Results 1 to 2 of 2
  1. #1


    can someone please explain the whole rental car operation?
    i'm from the UK and was wondering what all these "waivers" are that people speak of. when i go on my road trip i want to be FULLY covered in the case of...well anything! e.g. theft, damage etc

    what would i be normally covered by and what extra coverage should i get and how do i get it? i have read that a lot of people think that the rental car places try to sell you things you don't really need.

    many thanks

  2. Default "Waivers"

    From the perspective of a U.S. citizen, I can explain what rental agencies charge and what the different options are. However, the circumstances are different for a foreign visitor and I do not know much about that. The differences lie in insurance coverage and driver license requirements.

    A rental agency will charge a base rate for any specific class of vehicle. In many cases, these include all miles you drive ("unlimited mileage")-- just like in Europe and UK. However, some agencies, or even most agencies when renting specific types of specialty vehicles, may charge a per-mile charge as well.

    Certain "waivers" are available. The most common is a "loss damage waiver," or LDW (some call it CDW). This protects the renter against being charged for most damage that could occur to the vehicle while in your possession. This is not normally necessary for a US citizen that already has auto insurance for their own vehicle, as our own insurance would cover us. In that case, if damage occurred, our insurance would cover it less the amount of our "deductible" (the part we would always be responsible for). There are two or three other types of waivers also.

    You'll need to consider what coverages you already have through trip insurance, or automobile coverage (if ANY), and then decide on these waivers individually, based on whether they'd provide you any real benefit (and whether the cost for that benefit is worth it). Also check with your credit card company, as they may offer these types of coverages to you at no extra charge when you use their card.

    Another option you will likely be offered is to purchase the first tank of fuel from the rental agency. They will tell you that gas is being sold in the area for "X" amount per unit, and they will sell it to you at some amount less than that, making it seem like a good deal. Think again. Any savings you'd achieve is contingent on bringing the vehicle back completely empty. No one ever does that. Even if you take it back with the gauge almost on empty, there will be 2 to 4 gallons left in the vehicle that you paid for -- which they will now sell to someone else in the same fashion. This is a money maker for the rental agencies! Tell them you will buy your own fuel and that you'll bring it back full.

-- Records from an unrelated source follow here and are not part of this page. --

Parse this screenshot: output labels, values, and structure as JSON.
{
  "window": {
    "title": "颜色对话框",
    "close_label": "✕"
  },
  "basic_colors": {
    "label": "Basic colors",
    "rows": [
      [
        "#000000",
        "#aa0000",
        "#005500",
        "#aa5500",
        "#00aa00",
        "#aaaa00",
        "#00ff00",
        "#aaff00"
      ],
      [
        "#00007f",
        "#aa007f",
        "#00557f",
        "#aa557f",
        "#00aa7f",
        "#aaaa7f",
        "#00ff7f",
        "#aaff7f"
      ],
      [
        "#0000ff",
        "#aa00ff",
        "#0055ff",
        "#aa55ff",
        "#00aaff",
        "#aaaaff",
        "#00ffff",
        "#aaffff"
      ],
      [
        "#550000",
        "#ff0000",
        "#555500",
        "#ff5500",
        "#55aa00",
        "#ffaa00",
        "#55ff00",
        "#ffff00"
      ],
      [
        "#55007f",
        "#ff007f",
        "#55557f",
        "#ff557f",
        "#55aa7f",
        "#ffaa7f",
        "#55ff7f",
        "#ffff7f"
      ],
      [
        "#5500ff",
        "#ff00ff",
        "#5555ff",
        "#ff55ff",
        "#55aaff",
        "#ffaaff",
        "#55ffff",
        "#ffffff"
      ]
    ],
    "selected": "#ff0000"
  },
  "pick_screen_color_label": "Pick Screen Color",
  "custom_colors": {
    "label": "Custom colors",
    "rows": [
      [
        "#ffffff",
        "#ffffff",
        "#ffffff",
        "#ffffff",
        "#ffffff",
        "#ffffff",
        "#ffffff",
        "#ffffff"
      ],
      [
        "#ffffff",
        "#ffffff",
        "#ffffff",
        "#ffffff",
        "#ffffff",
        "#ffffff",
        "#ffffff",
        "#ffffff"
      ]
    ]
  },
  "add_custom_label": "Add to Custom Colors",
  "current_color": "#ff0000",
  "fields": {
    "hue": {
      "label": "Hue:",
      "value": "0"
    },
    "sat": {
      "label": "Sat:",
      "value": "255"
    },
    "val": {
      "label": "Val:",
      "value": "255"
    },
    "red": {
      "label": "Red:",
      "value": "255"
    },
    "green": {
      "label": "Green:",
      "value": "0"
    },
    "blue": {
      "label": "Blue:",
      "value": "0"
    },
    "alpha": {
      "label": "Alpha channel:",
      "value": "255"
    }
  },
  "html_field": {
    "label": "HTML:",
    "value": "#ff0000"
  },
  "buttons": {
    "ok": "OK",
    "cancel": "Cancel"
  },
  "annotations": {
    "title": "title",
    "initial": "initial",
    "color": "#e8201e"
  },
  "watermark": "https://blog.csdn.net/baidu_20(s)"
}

You will save money. (But be sure you DO take it back completely full, as they will charge a horrendous amount per gallon if you do not). When you fill it up prior to taking it back, you can drive it 5 or 10 miles back to the airport without being charged -- you can also count on that much being gone from the "full" tank when you rent it because the last guy did the same thing. It all equals out.

    Finally, on top of the base rate, there will be numerous taxes and charges. There's no avoiding these, and they will add 10-20% at least to the total cost of the rental, sometimes more.


Posting Permissions

  • You may not post new threads
  • You may not post replies
  • You may not post attachments
  • You may not edit your posts
  • Find the Perfect Hotel
    Search RoadTrip Motels
    Enter city name